  9. (Courtesy of CBC News) If you had one of the most secure facilities in Canada, how the hell do you let this happen?

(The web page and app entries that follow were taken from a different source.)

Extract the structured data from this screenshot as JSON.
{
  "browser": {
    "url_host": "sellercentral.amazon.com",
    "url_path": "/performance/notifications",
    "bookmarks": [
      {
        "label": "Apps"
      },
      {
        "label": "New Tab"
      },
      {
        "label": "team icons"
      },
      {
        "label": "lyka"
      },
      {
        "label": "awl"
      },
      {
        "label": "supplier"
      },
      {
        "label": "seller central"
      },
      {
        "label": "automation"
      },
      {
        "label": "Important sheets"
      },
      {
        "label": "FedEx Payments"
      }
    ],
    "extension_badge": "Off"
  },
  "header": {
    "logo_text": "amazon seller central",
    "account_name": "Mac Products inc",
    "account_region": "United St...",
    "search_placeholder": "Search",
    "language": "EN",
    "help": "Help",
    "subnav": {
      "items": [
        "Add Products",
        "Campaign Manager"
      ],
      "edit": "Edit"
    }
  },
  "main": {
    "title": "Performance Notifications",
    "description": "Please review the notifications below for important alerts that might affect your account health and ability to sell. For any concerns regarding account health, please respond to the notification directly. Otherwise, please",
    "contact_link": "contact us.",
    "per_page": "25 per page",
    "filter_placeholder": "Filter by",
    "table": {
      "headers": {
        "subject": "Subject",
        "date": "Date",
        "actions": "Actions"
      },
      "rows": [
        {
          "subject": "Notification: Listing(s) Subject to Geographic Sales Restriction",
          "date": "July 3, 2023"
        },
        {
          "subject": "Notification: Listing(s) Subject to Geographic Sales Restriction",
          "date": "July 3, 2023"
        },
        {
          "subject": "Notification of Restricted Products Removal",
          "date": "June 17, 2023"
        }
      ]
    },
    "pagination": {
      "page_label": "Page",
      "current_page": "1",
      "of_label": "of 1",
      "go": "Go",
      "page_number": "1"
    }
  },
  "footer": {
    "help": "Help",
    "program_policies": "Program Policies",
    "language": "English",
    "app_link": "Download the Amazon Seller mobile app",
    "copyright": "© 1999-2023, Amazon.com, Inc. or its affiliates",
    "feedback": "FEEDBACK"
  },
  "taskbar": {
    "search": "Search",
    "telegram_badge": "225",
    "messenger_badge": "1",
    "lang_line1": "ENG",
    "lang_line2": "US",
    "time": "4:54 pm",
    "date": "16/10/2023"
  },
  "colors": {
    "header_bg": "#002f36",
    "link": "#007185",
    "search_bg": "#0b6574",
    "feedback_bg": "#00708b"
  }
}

  10. International Privacy Experts Meet in Montreal 9/7/2007 The privacy world will be in the spotlight as international privacy practitioners meet in Montreal to face rapidly changing technologies and heightened national security concerns. The Office of the Privacy Commissioner of Canada is hosting the 29th International Conference of Data Protection and Privacy Commissioners in Montreal from September 25 to 28th. Among the topics to be explored are: public safety, globalization, Radio Frequency Identification, nanotechnology, children and privacy, location-based tracking, data mining and Internet crime. Conference organizers say speakers include: - Michael Chertoff, Secretary of the US Department of Homeland Security, who will give a keynote address on privacy and public security. - Peter Fleischer, Google's global privacy counsel. - Bruce Schneier, internationally renowned privacy and security guru and best-selling author of books such as Beyond Fear: Thinking Sensibly about Security in an Uncertain World and Secrets and Lies. - Katherine Albrecht, widely recognized as one of the world's leading experts on consumer privacy for her work as director of CASPIAN (Consumers Against Supermarket Privacy Invasion and Numbering), an organization she founded to address retail privacy invasion. - Simon Davies, a pioneer of the international privacy arena and the founder and director of the watchdog group Privacy International. The complete program and speakers list are available at: www.privacyconference2007.gc.ca.